The charges are used exclusively to refinance airport infrastructure and the resultant operating expenses. In Germany, airport charges are subject to the approval requirement set out in Section 19b of the German Air Traffic Act (LuftVG). The regional aviation authority responsible for Frankfurt Airport is the Hessian Ministry of Economics, Energy, Transport and Housing (HMWEVW). Annual consultations, for example, are used to involve the airlines prior to approving such charges.
In November 2019, the Hessian Ministry of Economics, Energy, Transport and Housing approved the application for charges for Frankfurt Airport, along with the incentive programs it contains. The charging system remained in place as at January 2020. With the exception of noise-related landing and take-off charges, no structural changes were made.
Only charges for noise pollution increased
As well as the noise-related charges themselves, the amounts added to them at night were increased – from 50 to 65 percent for nighttime period 1 and from 200 to 300 percent for nighttime period 2. Additionally, surcharges for aircraft that either comply with or fall short of the certifications listed in Annex 16 Volume I Part II Chapter 3 of the Convention on International Civil Aviation were implemented and any existing surcharges amended (graded surcharges from 30 to 250 percent). Fraport is thus continuing its mission to champion low-noise flying. The principle of classification based on the level of noise actually measured still applies. The average level of aircraft noise measured at Frankfurt Airport between 2016 and 2018 is used as a basis for calculating the noise component. Certain aircraft were reclassified as a result of the calculation basis being updated, and classifications of new aircraft were added.

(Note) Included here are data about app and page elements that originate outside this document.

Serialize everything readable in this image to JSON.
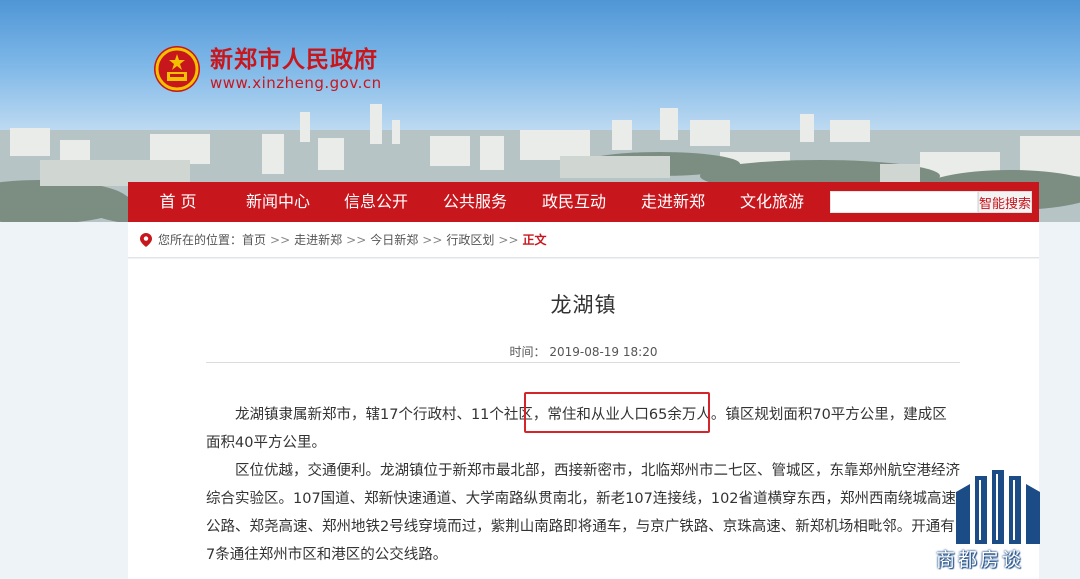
{
  "header": {
    "site_name": "新郑市人民政府",
    "site_url": "www.xinzheng.gov.cn"
  },
  "nav": {
    "items": [
      "首 页",
      "新闻中心",
      "信息公开",
      "公共服务",
      "政民互动",
      "走进新郑",
      "文化旅游"
    ],
    "search_placeholder": "",
    "search_button": "智能搜索"
  },
  "breadcrumb": {
    "label": "您所在的位置：",
    "items": [
      "首页",
      "走进新郑",
      "今日新郑",
      "行政区划"
    ],
    "separator": ">>",
    "current": "正文"
  },
  "article": {
    "title": "龙湖镇",
    "time": "时间： 2019-08-19 18:20",
    "paragraphs": [
      "龙湖镇隶属新郑市，辖17个行政村、11个社区，常住和从业人口65余万人。镇区规划面积70平方公里，建成区面积40平方公里。",
      "区位优越，交通便利。龙湖镇位于新郑市最北部，西接新密市，北临郑州市二七区、管城区，东靠郑州航空港经济综合实验区。107国道、郑新快速通道、大学南路纵贯南北，新老107连接线，102省道横穿东西，郑州西南绕城高速公路、郑尧高速、郑州地铁2号线穿境而过，紫荆山南路即将通车，与京广铁路、京珠高速、新郑机场相毗邻。开通有7条通往郑州市区和港区的公交线路。"
    ]
  },
  "watermark": {
    "text": "商都房谈"
  },
  "colors": {
    "brand_red": "#c8161d",
    "highlight_border": "#d4252b",
    "watermark_blue": "#1c4c86"
  }
}
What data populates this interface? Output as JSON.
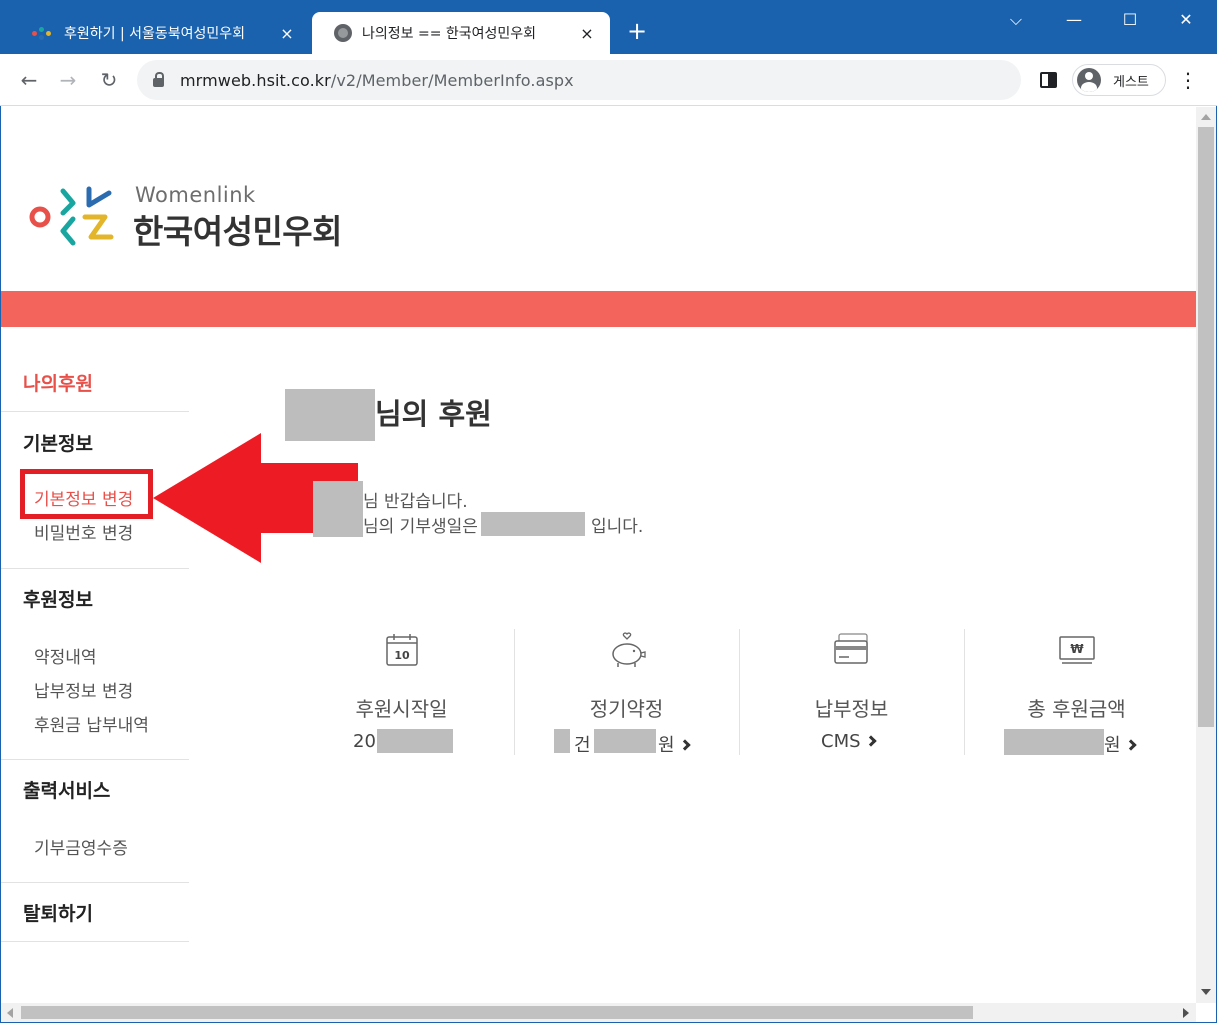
{
  "browser": {
    "tabs": [
      {
        "title": "후원하기 | 서울동북여성민우회",
        "active": false
      },
      {
        "title": "나의정보 == 한국여성민우회",
        "active": true
      }
    ],
    "url_domain": "mrmweb.hsit.co.kr",
    "url_path": "/v2/Member/MemberInfo.aspx",
    "profile_label": "게스트",
    "icons": {
      "back": "←",
      "forward": "→",
      "reload": "↻",
      "new_tab": "+",
      "close": "×",
      "minimize": "—",
      "maximize": "☐",
      "window_close": "✕",
      "chevron": "⌵",
      "menu": "⋮"
    }
  },
  "logo": {
    "en": "Womenlink",
    "ko": "한국여성민우회"
  },
  "sidebar": {
    "title": "나의후원",
    "sections": [
      {
        "heading": "기본정보",
        "items": [
          "기본정보 변경",
          "비밀번호 변경"
        ]
      },
      {
        "heading": "후원정보",
        "items": [
          "약정내역",
          "납부정보 변경",
          "후원금 납부내역"
        ]
      },
      {
        "heading": "출력서비스",
        "items": [
          "기부금영수증"
        ]
      },
      {
        "heading": "탈퇴하기",
        "items": []
      }
    ]
  },
  "greeting": {
    "title_suffix": "님의 후원",
    "line1": "님 반갑습니다.",
    "line2_prefix": "님의 기부생일은",
    "line2_suffix": "입니다."
  },
  "stats": [
    {
      "label": "후원시작일",
      "value_prefix": "20",
      "value_suffix": "",
      "icon_text": "10"
    },
    {
      "label": "정기약정",
      "value_prefix": "건",
      "value_suffix": "원"
    },
    {
      "label": "납부정보",
      "value_prefix": "CMS",
      "value_suffix": ""
    },
    {
      "label": "총 후원금액",
      "value_prefix": "",
      "value_suffix": "원",
      "icon_text": "₩"
    }
  ],
  "colors": {
    "tab_bar": "#1a62ae",
    "banner": "#f2645c",
    "accent_red": "#e8504a",
    "annotation_red": "#e31e24",
    "mask_gray": "#bdbdbd"
  }
}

The FRA incentive model remains in place and lays the foundations for continuous and sustainable traffic growth, while striving to keep Frankfurt Airport’s noise footprint at a low level. It offers incentives for airlines to increase connectivity in intercontinental traffic and to achieve growth in continental traffic from Frankfurt Airport.

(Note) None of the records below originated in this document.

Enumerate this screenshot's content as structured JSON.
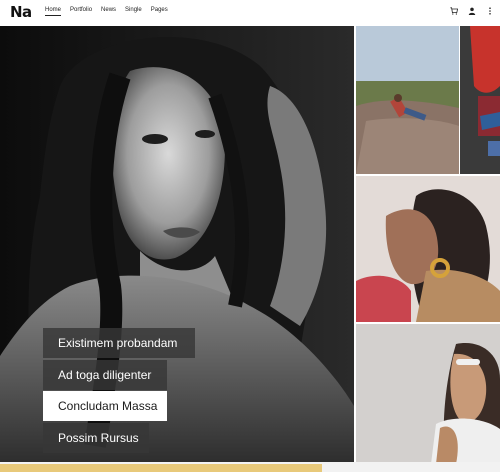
{
  "brand": {
    "logo_text": "Na"
  },
  "nav": {
    "items": [
      {
        "label": "Home",
        "active": true
      },
      {
        "label": "Portfolio",
        "active": false
      },
      {
        "label": "News",
        "active": false
      },
      {
        "label": "Single",
        "active": false
      },
      {
        "label": "Pages",
        "active": false
      }
    ]
  },
  "header_icons": [
    "cart-icon",
    "user-icon",
    "more-vertical-icon"
  ],
  "hero": {
    "menu": [
      {
        "label": "Existimem probandam",
        "highlighted": false
      },
      {
        "label": "Ad toga diligenter",
        "highlighted": false
      },
      {
        "label": "Concludam Massa",
        "highlighted": true
      },
      {
        "label": "Possim Rursus",
        "highlighted": false
      }
    ]
  },
  "colors": {
    "accent": "#e8c97a",
    "menu_bg": "#373737",
    "highlight_bg": "#ffffff"
  }
}
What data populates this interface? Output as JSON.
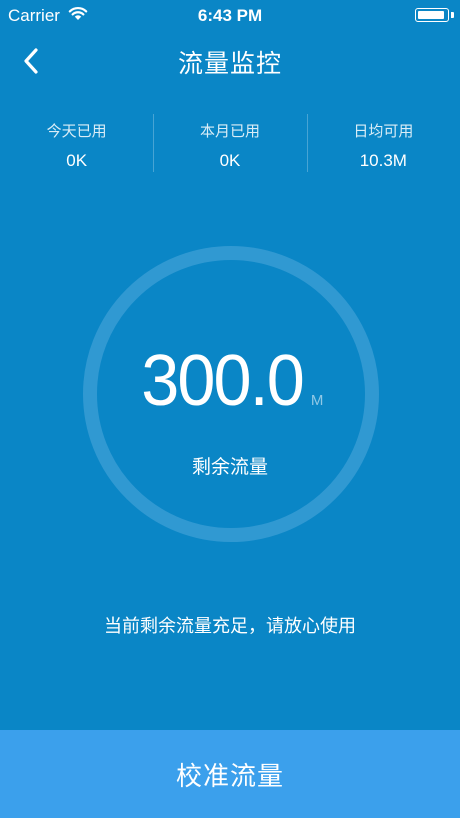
{
  "status_bar": {
    "carrier": "Carrier",
    "time": "6:43 PM",
    "wifi_icon": "wifi-icon",
    "battery_icon": "battery-icon"
  },
  "nav": {
    "back_icon": "chevron-left-icon",
    "title": "流量监控"
  },
  "stats": [
    {
      "label": "今天已用",
      "value": "0K"
    },
    {
      "label": "本月已用",
      "value": "0K"
    },
    {
      "label": "日均可用",
      "value": "10.3M"
    }
  ],
  "ring": {
    "value": "300.0",
    "unit": "M",
    "label": "剩余流量"
  },
  "message": "当前剩余流量充足，请放心使用",
  "calibrate_button": "校准流量",
  "colors": {
    "background": "#0a86c6",
    "button": "#3ba0ec",
    "ring": "#3d9fd6"
  }
}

The Ground Based Augmentation System (GBAS) is being continued in 2020. This will encourage further technical innovation at Frankfurt Airport. GBAS is a navigation system based on the Differential Global Positioning System (DGPS) that enables satellite-supported precision approaches and can therefore produce benefits such as a reduction in the noise footprint.